hours. Models have dampened the excitement this system previously
had, though the higher terrain of Baker County could see some
moderate snow accumulation by the time the system moves through
this evening. The exit of this system will allow a ridge to
amplify over the area leaving generally dry conditions into
Monday. Models have some agreement in showing the potential for a
weak bit of moisture to move into the area by Monday afternoon,
potentially creating some snowfall along the ID/OR border. Added
some additional precipitation to the forecast to account for this
potential. By Monday evening, this moisture will be mostly east of
the area, except for some lingering snow mainly over the Boise
Mountains. Tuesday remains another interesting day with a decent
swath of moisture expected to move into the area during the
morning hours. Activity will spread, with most areas seeing
potential for activity by the afternoon. Snow levels will keep a
bit more rain or mixed precipitation across the valleys.
.LONG TERM...Tuesday night through Saturday...Models are in fair
agreement over an upper trough impacting the Pacific Northwest on

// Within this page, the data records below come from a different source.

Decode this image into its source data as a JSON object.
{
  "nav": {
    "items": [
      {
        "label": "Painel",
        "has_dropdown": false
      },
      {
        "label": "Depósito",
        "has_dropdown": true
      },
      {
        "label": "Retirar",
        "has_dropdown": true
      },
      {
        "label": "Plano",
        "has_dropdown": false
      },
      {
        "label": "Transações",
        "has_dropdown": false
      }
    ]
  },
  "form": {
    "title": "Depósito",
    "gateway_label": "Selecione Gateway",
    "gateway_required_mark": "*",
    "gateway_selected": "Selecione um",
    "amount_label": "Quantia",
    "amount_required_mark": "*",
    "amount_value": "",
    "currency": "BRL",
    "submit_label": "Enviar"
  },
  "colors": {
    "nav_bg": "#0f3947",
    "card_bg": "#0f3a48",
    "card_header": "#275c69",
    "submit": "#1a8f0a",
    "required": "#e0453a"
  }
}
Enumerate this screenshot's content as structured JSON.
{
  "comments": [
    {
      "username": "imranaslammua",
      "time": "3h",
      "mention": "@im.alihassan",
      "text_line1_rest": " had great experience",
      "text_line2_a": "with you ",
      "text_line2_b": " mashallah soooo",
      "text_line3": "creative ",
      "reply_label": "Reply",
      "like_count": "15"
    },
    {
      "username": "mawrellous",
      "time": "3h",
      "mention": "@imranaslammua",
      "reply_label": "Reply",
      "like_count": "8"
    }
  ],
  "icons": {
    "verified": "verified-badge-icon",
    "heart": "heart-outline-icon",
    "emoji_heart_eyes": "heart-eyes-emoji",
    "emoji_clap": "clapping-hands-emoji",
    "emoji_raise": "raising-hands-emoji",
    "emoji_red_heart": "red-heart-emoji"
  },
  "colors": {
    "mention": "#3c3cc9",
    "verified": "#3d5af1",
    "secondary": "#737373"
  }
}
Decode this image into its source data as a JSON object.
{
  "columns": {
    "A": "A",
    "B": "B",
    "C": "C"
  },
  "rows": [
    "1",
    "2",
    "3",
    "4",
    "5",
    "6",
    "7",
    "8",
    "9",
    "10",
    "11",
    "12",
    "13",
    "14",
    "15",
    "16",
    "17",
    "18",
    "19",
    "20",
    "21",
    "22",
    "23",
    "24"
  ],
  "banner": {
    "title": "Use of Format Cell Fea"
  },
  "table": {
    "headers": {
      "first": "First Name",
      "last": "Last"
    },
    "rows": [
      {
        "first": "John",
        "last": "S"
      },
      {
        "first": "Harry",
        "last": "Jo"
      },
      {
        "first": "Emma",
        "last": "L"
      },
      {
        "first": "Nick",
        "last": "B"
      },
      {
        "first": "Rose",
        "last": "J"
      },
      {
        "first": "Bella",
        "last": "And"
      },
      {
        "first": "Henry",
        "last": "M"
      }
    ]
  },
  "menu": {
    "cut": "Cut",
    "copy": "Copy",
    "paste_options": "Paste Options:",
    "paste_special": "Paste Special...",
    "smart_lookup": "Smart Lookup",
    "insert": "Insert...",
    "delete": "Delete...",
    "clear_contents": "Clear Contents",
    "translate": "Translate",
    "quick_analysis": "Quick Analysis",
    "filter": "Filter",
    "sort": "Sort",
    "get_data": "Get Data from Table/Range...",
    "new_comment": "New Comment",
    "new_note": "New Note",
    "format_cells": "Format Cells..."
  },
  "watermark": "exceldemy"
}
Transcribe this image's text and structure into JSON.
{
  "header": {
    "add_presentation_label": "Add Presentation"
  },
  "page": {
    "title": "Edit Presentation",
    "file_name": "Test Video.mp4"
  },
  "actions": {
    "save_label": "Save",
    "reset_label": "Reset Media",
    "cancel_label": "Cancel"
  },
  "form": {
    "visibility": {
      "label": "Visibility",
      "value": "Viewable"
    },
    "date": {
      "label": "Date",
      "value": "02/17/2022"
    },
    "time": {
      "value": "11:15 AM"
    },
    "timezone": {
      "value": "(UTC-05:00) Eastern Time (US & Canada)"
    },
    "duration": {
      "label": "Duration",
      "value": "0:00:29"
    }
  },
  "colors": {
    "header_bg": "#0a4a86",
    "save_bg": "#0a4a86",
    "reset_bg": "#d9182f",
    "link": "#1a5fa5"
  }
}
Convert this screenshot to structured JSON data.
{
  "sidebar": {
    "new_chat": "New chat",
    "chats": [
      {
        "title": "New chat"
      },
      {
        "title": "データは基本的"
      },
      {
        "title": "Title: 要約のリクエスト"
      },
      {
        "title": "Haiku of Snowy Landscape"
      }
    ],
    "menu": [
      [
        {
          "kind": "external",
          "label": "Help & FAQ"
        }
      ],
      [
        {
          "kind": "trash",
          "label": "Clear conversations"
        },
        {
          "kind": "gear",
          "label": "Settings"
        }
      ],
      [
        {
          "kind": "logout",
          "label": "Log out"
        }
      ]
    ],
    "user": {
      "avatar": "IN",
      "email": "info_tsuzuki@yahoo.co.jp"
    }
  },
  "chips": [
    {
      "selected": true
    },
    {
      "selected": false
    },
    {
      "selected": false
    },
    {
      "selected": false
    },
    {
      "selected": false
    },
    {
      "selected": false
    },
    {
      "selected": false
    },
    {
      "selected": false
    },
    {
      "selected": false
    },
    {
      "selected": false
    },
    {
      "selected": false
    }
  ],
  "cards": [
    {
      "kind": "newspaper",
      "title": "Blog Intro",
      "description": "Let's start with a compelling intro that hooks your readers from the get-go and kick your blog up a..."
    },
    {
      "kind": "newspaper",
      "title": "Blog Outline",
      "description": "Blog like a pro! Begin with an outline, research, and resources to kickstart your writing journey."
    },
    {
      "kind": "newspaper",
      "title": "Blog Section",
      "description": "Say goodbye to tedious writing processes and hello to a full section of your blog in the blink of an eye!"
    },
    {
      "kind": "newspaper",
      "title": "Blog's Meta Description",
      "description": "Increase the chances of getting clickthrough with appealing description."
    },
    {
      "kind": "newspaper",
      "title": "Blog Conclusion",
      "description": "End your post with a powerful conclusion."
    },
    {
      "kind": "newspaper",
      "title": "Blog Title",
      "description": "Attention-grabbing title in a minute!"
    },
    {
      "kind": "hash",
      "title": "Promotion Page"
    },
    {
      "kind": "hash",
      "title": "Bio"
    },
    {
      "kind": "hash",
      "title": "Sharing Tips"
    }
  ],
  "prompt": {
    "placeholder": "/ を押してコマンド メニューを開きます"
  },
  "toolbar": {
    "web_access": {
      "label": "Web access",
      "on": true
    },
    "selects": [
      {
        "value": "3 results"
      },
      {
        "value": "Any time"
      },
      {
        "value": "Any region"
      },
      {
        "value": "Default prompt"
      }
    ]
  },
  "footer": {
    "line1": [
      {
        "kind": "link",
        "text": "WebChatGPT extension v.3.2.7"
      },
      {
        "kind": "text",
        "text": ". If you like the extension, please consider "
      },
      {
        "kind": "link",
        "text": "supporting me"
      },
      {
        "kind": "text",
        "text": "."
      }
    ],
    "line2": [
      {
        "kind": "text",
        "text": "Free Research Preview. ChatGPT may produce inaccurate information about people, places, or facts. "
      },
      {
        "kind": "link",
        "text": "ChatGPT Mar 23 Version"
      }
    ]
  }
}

Tuesday night. Precipitation is expected to spread across the
Intermountain West through Wednesday, resulting in snow at higher
elevations and rain/snow in the valleys. Model solutions spread
through the remainder of the extended, with the GFS favoring dry
conditions and the ECMWF/Canadian maintaining showers through the
end of next week. A chance of showers remains in the forecast beyond
Wednesday, with the greatest chance for snow across the West Central
Idaho Mountains. Temperatures through the extended will stay roughly
3-5 degrees above normal.
This avalanche advisory is provided through a partnership between the Payette National Forest and the Payette Avalanche Center. This advisory covers the West Central Mountains between Hard Butte on the north and Council Mountain on the south. This advisory applies only to backcountry areas outside established ski area boundaries. This advisory describes general avalanche conditions and local variations always occur. This advisory expires at midnight on the posted day unless otherwise noted. The information in this advisory is provided by the USDA Forest Service who is solely responsible for its content.